■ **What you have to do**
In the records that follow, skip the pictures and print everything else exactly.

■ **Record set**
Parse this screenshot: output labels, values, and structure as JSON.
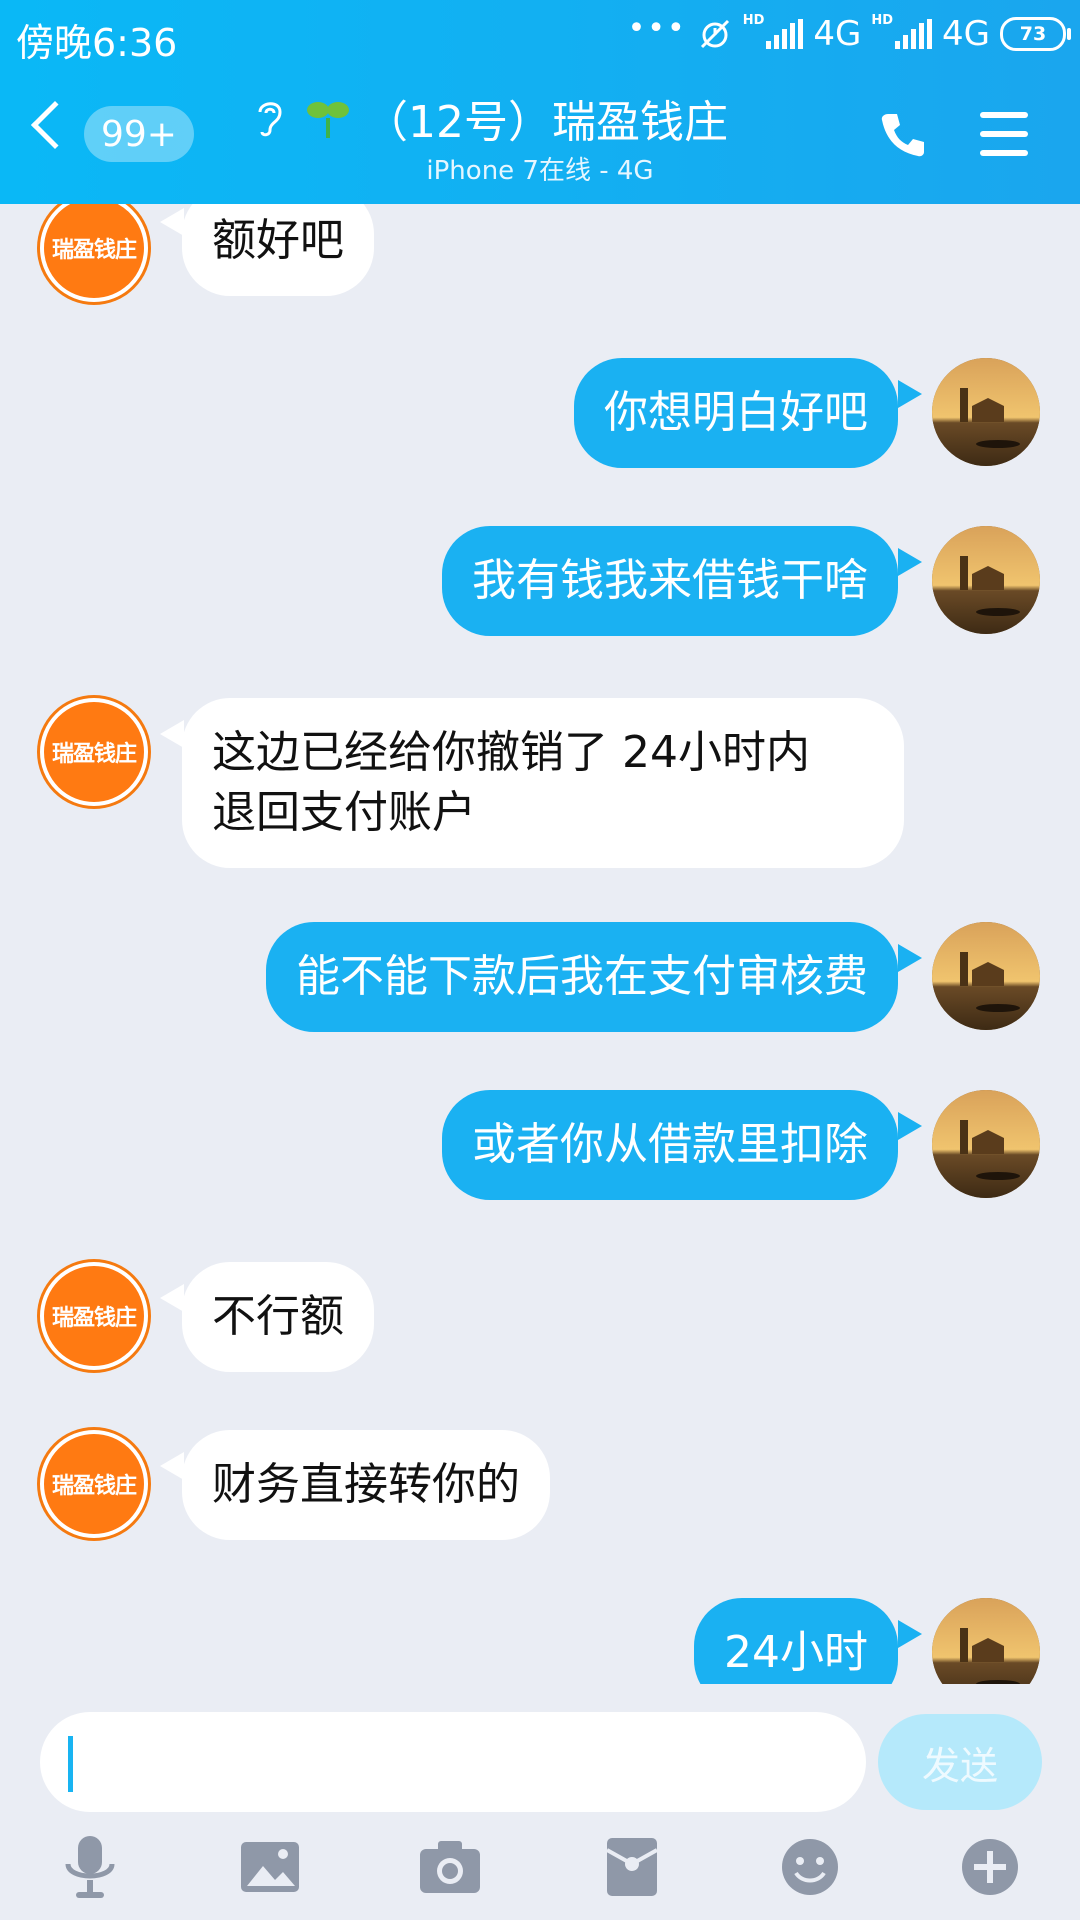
{
  "status_bar": {
    "time": "傍晚6:36",
    "network_1": "4G",
    "network_2": "4G",
    "battery": "73",
    "hd_label": "HD"
  },
  "header": {
    "unread_count": "99+",
    "title": "（12号）瑞盈钱庄",
    "subtitle": "iPhone 7在线 - 4G"
  },
  "contact_avatar_text": "瑞盈钱庄",
  "messages": [
    {
      "side": "in",
      "text": "额好吧"
    },
    {
      "side": "out",
      "text": "你想明白好吧"
    },
    {
      "side": "out",
      "text": "我有钱我来借钱干啥"
    },
    {
      "side": "in",
      "text_lines": [
        "这边已经给你撤销了 24小时内",
        "退回支付账户"
      ]
    },
    {
      "side": "out",
      "text": "能不能下款后我在支付审核费"
    },
    {
      "side": "out",
      "text": "或者你从借款里扣除"
    },
    {
      "side": "in",
      "text": "不行额"
    },
    {
      "side": "in",
      "text": "财务直接转你的"
    },
    {
      "side": "out",
      "text": "24小时"
    }
  ],
  "input": {
    "value": "",
    "send_label": "发送"
  },
  "toolbar": [
    "mic-icon",
    "image-icon",
    "camera-icon",
    "red-packet-icon",
    "emoji-icon",
    "plus-icon"
  ],
  "colors": {
    "header": "#12b0f2",
    "outgoing_bubble": "#1ab1f2",
    "incoming_bubble": "#ffffff",
    "background": "#eaedf4",
    "contact_avatar": "#ff7a12",
    "send_button": "#b5e9fb"
  }
}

■ **Task response**
Parse this screenshot: output labels, values, and structure as JSON.
{
  "status_bar": {
    "time": "傍晚6:36",
    "network_1": "4G",
    "network_2": "4G",
    "battery": "73",
    "hd_label": "HD"
  },
  "header": {
    "unread_count": "99+",
    "title": "（12号）瑞盈钱庄",
    "subtitle": "iPhone 7在线 - 4G"
  },
  "contact_avatar_text": "瑞盈钱庄",
  "messages": [
    {
      "side": "in",
      "text": "额好吧"
    },
    {
      "side": "out",
      "text": "你想明白好吧"
    },
    {
      "side": "out",
      "text": "我有钱我来借钱干啥"
    },
    {
      "side": "in",
      "text_lines": [
        "这边已经给你撤销了 24小时内",
        "退回支付账户"
      ]
    },
    {
      "side": "out",
      "text": "能不能下款后我在支付审核费"
    },
    {
      "side": "out",
      "text": "或者你从借款里扣除"
    },
    {
      "side": "in",
      "text": "不行额"
    },
    {
      "side": "in",
      "text": "财务直接转你的"
    },
    {
      "side": "out",
      "text": "24小时"
    }
  ],
  "input": {
    "value": "",
    "send_label": "发送"
  },
  "toolbar": [
    "mic-icon",
    "image-icon",
    "camera-icon",
    "red-packet-icon",
    "emoji-icon",
    "plus-icon"
  ],
  "colors": {
    "header": "#12b0f2",
    "outgoing_bubble": "#1ab1f2",
    "incoming_bubble": "#ffffff",
    "background": "#eaedf4",
    "contact_avatar": "#ff7a12",
    "send_button": "#b5e9fb"
  }
}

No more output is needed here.